* **Task**
Below are the records; reproduce all of them exactly but without any images.

* **Records for the task**
<<<<

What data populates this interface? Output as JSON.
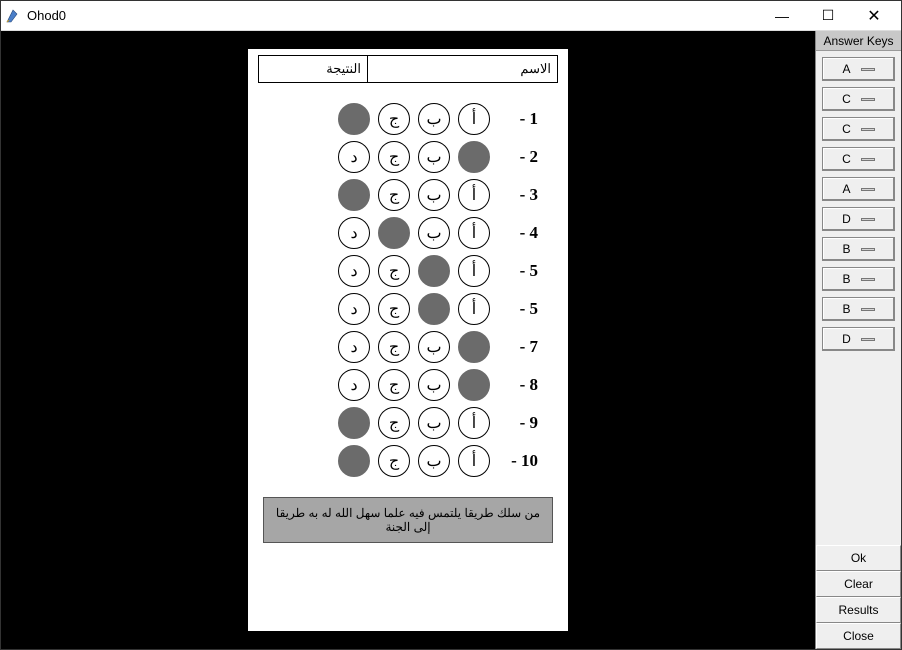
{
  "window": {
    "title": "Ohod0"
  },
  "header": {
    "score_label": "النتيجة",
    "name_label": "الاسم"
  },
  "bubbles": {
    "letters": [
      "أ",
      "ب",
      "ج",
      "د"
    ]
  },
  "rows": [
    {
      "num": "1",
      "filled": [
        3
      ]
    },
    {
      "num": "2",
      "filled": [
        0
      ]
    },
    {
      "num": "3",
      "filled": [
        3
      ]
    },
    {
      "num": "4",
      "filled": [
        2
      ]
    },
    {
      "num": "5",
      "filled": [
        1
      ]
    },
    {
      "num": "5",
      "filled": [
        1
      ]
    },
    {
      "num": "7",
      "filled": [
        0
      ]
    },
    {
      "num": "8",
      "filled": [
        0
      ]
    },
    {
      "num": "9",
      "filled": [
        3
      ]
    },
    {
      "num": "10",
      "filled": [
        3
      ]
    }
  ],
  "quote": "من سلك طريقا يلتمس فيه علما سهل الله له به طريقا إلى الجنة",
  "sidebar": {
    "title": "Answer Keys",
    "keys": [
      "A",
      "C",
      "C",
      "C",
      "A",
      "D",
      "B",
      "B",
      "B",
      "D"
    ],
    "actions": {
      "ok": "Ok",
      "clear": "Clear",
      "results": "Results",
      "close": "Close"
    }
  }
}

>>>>

* **Written solution**
What data populates this interface? Output as JSON.
{
  "window": {
    "title": "Ohod0"
  },
  "header": {
    "score_label": "النتيجة",
    "name_label": "الاسم"
  },
  "bubbles": {
    "letters": [
      "أ",
      "ب",
      "ج",
      "د"
    ]
  },
  "rows": [
    {
      "num": "1",
      "filled": [
        3
      ]
    },
    {
      "num": "2",
      "filled": [
        0
      ]
    },
    {
      "num": "3",
      "filled": [
        3
      ]
    },
    {
      "num": "4",
      "filled": [
        2
      ]
    },
    {
      "num": "5",
      "filled": [
        1
      ]
    },
    {
      "num": "5",
      "filled": [
        1
      ]
    },
    {
      "num": "7",
      "filled": [
        0
      ]
    },
    {
      "num": "8",
      "filled": [
        0
      ]
    },
    {
      "num": "9",
      "filled": [
        3
      ]
    },
    {
      "num": "10",
      "filled": [
        3
      ]
    }
  ],
  "quote": "من سلك طريقا يلتمس فيه علما سهل الله له به طريقا إلى الجنة",
  "sidebar": {
    "title": "Answer Keys",
    "keys": [
      "A",
      "C",
      "C",
      "C",
      "A",
      "D",
      "B",
      "B",
      "B",
      "D"
    ],
    "actions": {
      "ok": "Ok",
      "clear": "Clear",
      "results": "Results",
      "close": "Close"
    }
  }
}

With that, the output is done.